When he gained the crest of the Magazine Hill he halted and looked along the river towards Dublin, the lights of which burned redly and hospitably in the cold night. He looked down the slope and, at the base, in the shadow of the wall of the Park, he saw some human figures lying. Those venal and furtive loves filled him with despair.

Joyce often uses repeated rhythmic motifs in the Wake - something familiar for the baffled reader to grasp hold of. There are more than a thousand of them in the book, catalogued by Clive Hart in Structure and Motif in Finnegans Wake.

There are two motifs here.

Brace of girdles, brasse of beauys. With the width of the way for jogjoy

A description of the two girls and three soldiers, whose rhythm can be found here:

'a roof for may and a reef for hugh butt under his bridge suits tony' 6.06
'Sudds for me and supper for you and the doctor's bill for Joe John.' 215.17
'A palashe for hirs, a saucy for hers and ladlelike spoons for the wonner' 246.14
'Oil for meed and toil for feed and a walk with the band for Job Loos.' 448.21
'Her sheik to Slave, his dick to Dave and the fat of the land to Guygas.' 494.26
'cuffs for meek and chokers for sheek and a kink in the pacts for namby' 614.06

Dithering dathering waltzers of. Stright!

A water motif which echoes the last words of the Anna Livia chapter: 'Beside the rivering waters of, hitherandthithering waters of. Night!' 216.04. Like a musical leitmotif, it summons up Anna Livia. Here are the other appearances:

'wasching the walters of, the weltering walters off.

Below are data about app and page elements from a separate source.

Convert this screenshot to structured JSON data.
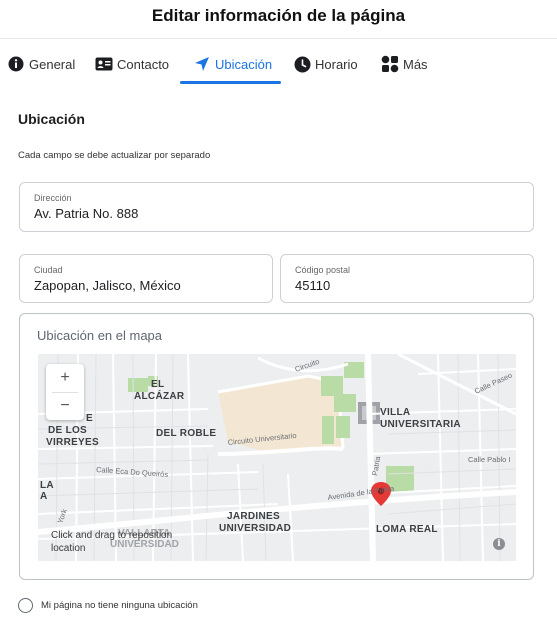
{
  "header": {
    "title": "Editar información de la página"
  },
  "tabs": [
    {
      "label": "General",
      "icon": "info-icon"
    },
    {
      "label": "Contacto",
      "icon": "contact-card-icon"
    },
    {
      "label": "Ubicación",
      "icon": "location-arrow-icon"
    },
    {
      "label": "Horario",
      "icon": "clock-icon"
    },
    {
      "label": "Más",
      "icon": "grid-more-icon"
    }
  ],
  "active_tab": "Ubicación",
  "accent_color": "#1b74e4",
  "section": {
    "title": "Ubicación",
    "note": "Cada campo se debe actualizar por separado"
  },
  "fields": {
    "address": {
      "label": "Dirección",
      "value": "Av. Patria No. 888"
    },
    "city": {
      "label": "Ciudad",
      "value": "Zapopan, Jalisco, México"
    },
    "postal": {
      "label": "Código postal",
      "value": "45110"
    }
  },
  "map": {
    "label": "Ubicación en el mapa",
    "zoom_in": "+",
    "zoom_out": "−",
    "hint": "Click and drag to reposition location",
    "info": "i",
    "pin_color": "#e53935",
    "place_labels": {
      "el_alcazar_1": "EL",
      "el_alcazar_2": "ALCÁZAR",
      "virreyes_0": "E",
      "virreyes_1": "DE LOS",
      "virreyes_2": "VIRREYES",
      "del_roble": "DEL ROBLE",
      "villa_1": "VILLA",
      "villa_2": "UNIVERSITARIA",
      "jardines_1": "JARDINES",
      "jardines_2": "UNIVERSIDAD",
      "loma_real": "LOMA REAL",
      "vallarta_1": "VALLARTA",
      "vallarta_2": "UNIVERSIDAD",
      "la_1": "LA",
      "la_2": "A"
    },
    "street_labels": {
      "circuito": "Circuito",
      "circuito_universitario": "Circuito Universitario",
      "calle_eca": "Calle Eca Do Queirós",
      "avenida_patria": "Avenida de la Patria",
      "patria_v": "Patria",
      "calle_paseo": "Calle Paseo",
      "calle_pablo": "Calle Pablo I",
      "york": "York"
    }
  },
  "no_location": {
    "label": "Mi página no tiene ninguna ubicación"
  }
}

Whyte.' 64.20
'and watch her waters of her sillying waters of' 74.29
'arride the winnerful wonders off, the winnerful wonnerful wanders off' 265.15
'baffling with the walters of, hoompsydoompsy walters of. High!' 373.06
'Amingst the living waters of, the living in giving waters of. Tight!' 462.04

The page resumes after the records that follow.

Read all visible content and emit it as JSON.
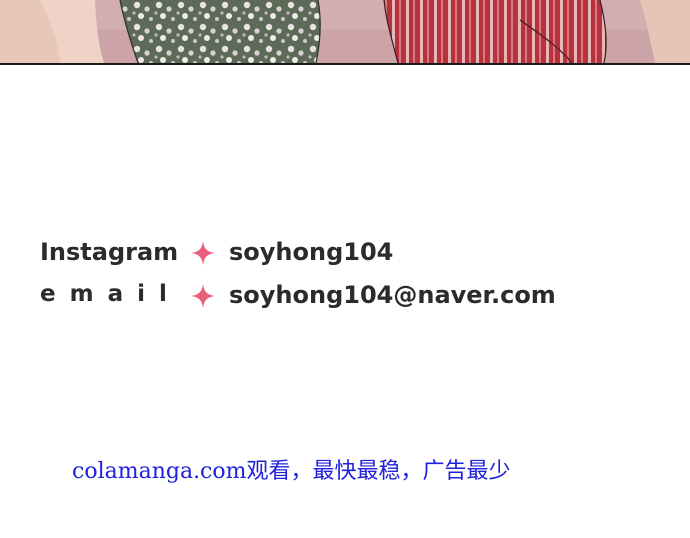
{
  "panel": {
    "description_icon": "manga-panel-image"
  },
  "contact": {
    "instagram": {
      "label": "Instagram",
      "icon": "sparkle-icon",
      "value": "soyhong104"
    },
    "email": {
      "label": "email",
      "icon": "sparkle-icon",
      "value": "soyhong104@naver.com"
    }
  },
  "site_note": {
    "text": "colamanga.com观看，最快最稳，广告最少"
  },
  "colors": {
    "sparkle": "#e8607a",
    "contact_text": "#2b2b2b",
    "site_note": "#2020dd"
  }
}
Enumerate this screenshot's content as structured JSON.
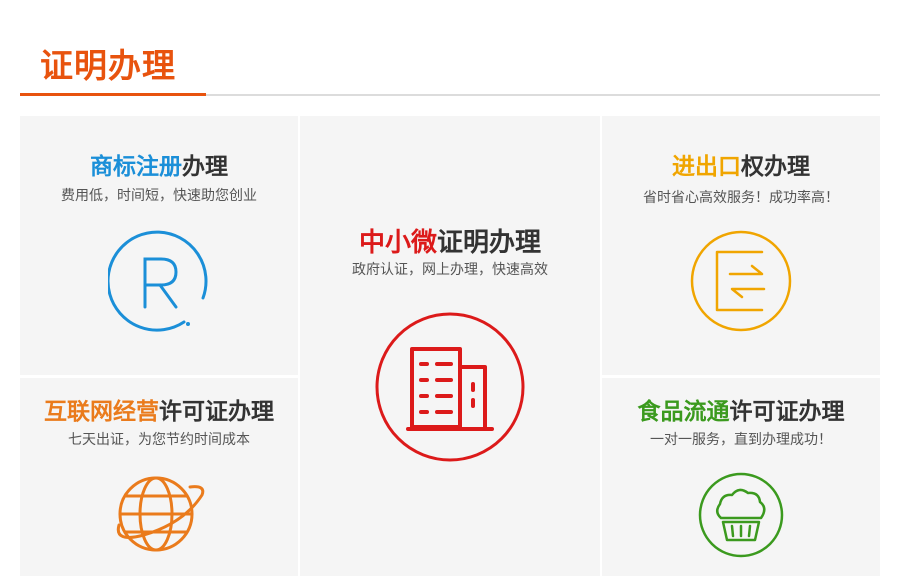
{
  "header": {
    "title": "证明办理"
  },
  "cards": {
    "trademark": {
      "title_highlight": "商标注册",
      "title_rest": "办理",
      "subtitle": "费用低，时间短，快速助您创业",
      "icon": "registered-trademark-icon",
      "accent": "#1b8fd8"
    },
    "sme": {
      "title_highlight": "中小微",
      "title_rest": "证明办理",
      "subtitle": "政府认证，网上办理，快速高效",
      "icon": "office-building-icon",
      "accent": "#dc1a1a"
    },
    "import_export": {
      "title_highlight": "进出口",
      "title_rest": "权办理",
      "subtitle": "省时省心高效服务！成功率高！",
      "icon": "exchange-arrows-icon",
      "accent": "#f0a500"
    },
    "internet": {
      "title_highlight": "互联网经营",
      "title_rest": "许可证办理",
      "subtitle": "七天出证，为您节约时间成本",
      "icon": "globe-icon",
      "accent": "#ea7b1c"
    },
    "food": {
      "title_highlight": "食品流通",
      "title_rest": "许可证办理",
      "subtitle": "一对一服务，直到办理成功！",
      "icon": "muffin-icon",
      "accent": "#3b9a1e"
    }
  }
}
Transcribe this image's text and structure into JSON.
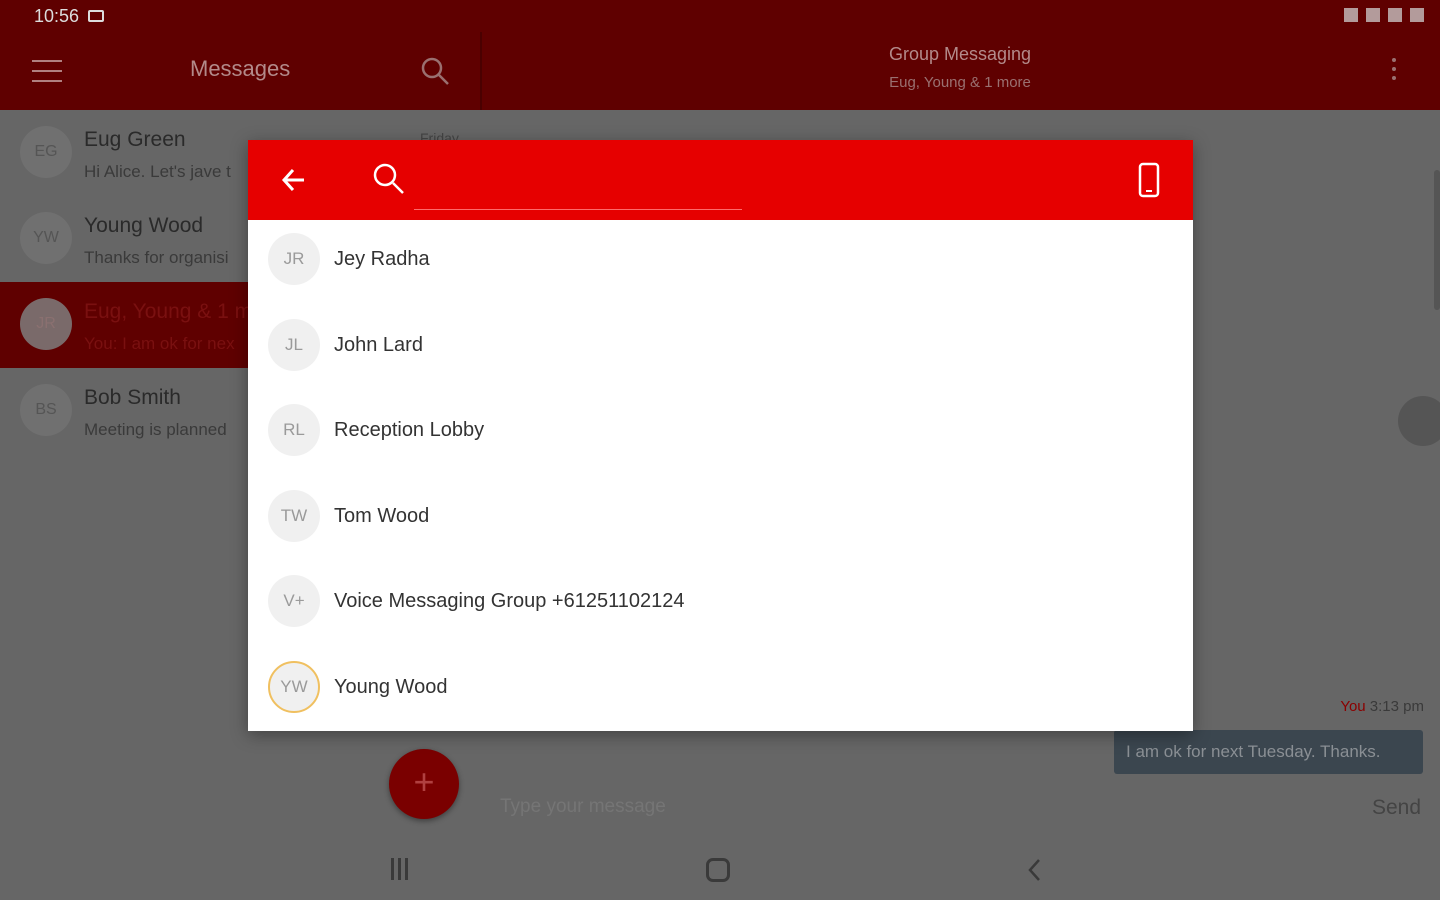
{
  "status_bar": {
    "time": "10:56"
  },
  "app_bar": {
    "title": "Messages",
    "conversation_title": "Group Messaging",
    "conversation_subtitle": "Eug, Young & 1 more"
  },
  "conversations": [
    {
      "initials": "EG",
      "name": "Eug Green",
      "preview": "Hi Alice. Let's jave t",
      "date": "Friday"
    },
    {
      "initials": "YW",
      "name": "Young Wood",
      "preview": "Thanks for organisi",
      "date": ""
    },
    {
      "initials": "JR",
      "name": "Eug, Young & 1 m",
      "preview": "You: I am ok for nex",
      "date": ""
    },
    {
      "initials": "BS",
      "name": "Bob Smith",
      "preview": "Meeting is planned",
      "date": ""
    }
  ],
  "message": {
    "sender": "You",
    "time": "3:13 pm",
    "text": "I am ok for next Tuesday. Thanks."
  },
  "compose": {
    "placeholder": "Type your message",
    "send_label": "Send",
    "fab_label": "+"
  },
  "dialog": {
    "search_value": "",
    "contacts": [
      {
        "initials": "JR",
        "name": "Jey Radha"
      },
      {
        "initials": "JL",
        "name": "John Lard"
      },
      {
        "initials": "RL",
        "name": "Reception Lobby"
      },
      {
        "initials": "TW",
        "name": "Tom Wood"
      },
      {
        "initials": "V+",
        "name": "Voice Messaging Group +61251102124"
      },
      {
        "initials": "YW",
        "name": "Young Wood"
      }
    ]
  },
  "colors": {
    "header_red": "#e60000",
    "dim_maroon": "#5f0000",
    "overlay_gray": "#666666"
  }
}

Hulkers cieclest elbownunsense is HCE, which brings us to his pub.

And if you wend your way to the Liffey, wanderer, you'll find a warm welcome in the pub. 

You took with the mulligrubs and we lack mulsum? Mulligrubs is an old word for depression, 'mulsum' is a Roman drink mixing wine and honey. In other words, there's no need to feel depressed while the pub is supplied with booze.  'What, are you sick of the mulligrubs' is from Sheridan LeFanu's The House by the Churchyard, where it is a quotation from Swift's Polite Conversation.

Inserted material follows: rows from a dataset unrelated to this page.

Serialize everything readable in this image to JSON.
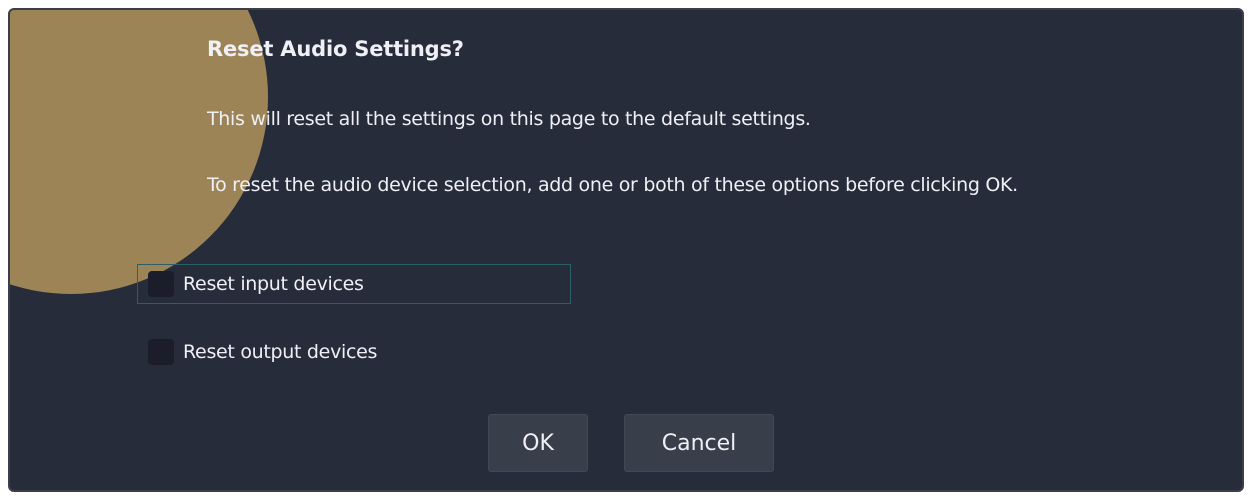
{
  "dialog": {
    "icon": "question-mark-icon",
    "icon_glyph": "?",
    "title": "Reset Audio Settings?",
    "message_line1": "This will reset all the settings on this page to the default settings.",
    "message_line2": "To reset the audio device selection, add one or both of these options before clicking OK.",
    "options": [
      {
        "label": "Reset input devices",
        "checked": false,
        "focused": true
      },
      {
        "label": "Reset output devices",
        "checked": false,
        "focused": false
      }
    ],
    "buttons": {
      "ok_label": "OK",
      "cancel_label": "Cancel"
    },
    "colors": {
      "background": "#272c3a",
      "icon_badge": "#9c8457",
      "button": "#393e4b",
      "focus_outline": "#2d5f68"
    }
  }
}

Why did he choose 'mulligrubs' and 'mulsum'? Because the pub is the Mullingar Inn!

You'll find 'dapplebellied mugs and troublebedded rooms and sawdust strown in expectoration.' Those '-ation' words characterise the twelve drinkers in HCE's pub.

So the Nocturne ends with the pub, the setting of the following two chapters of the book.

You don't need to know any of the above to enjoy 'A Phoenix Park Nocturne'. Joyce once said of Finnegans Wake, 'It's pure music', and many of his techniques, such as the use of leitmotifs, are musical. 'Nocturne' is a term borrowed from music. Just read it aloud and let the music take you.

After reading the Nocturne, in Verve, the Russian composer, Arthur Lourié (1892-1966), an emigré in Paris, was inspired to write a piece of piano music dedicated 'to the memory of James Joyce'. Lourié would missed many of the references, but he loved Joyce's prose.

If you google 'A Phoenix Park Nocturne', you're more likely to find Arthur Lourié's music than Finnegans Wake. Listen to it played by Shawn Heller and imagine night falling on a park in Dublin.



  1. The pianist is Shawn Heller. Afshin Farzadfar recorded it. Thanks anyways for the post. Cheers!

    1. Sorry for the mistake, Shawn, which I've now corrected. You play it beautifully!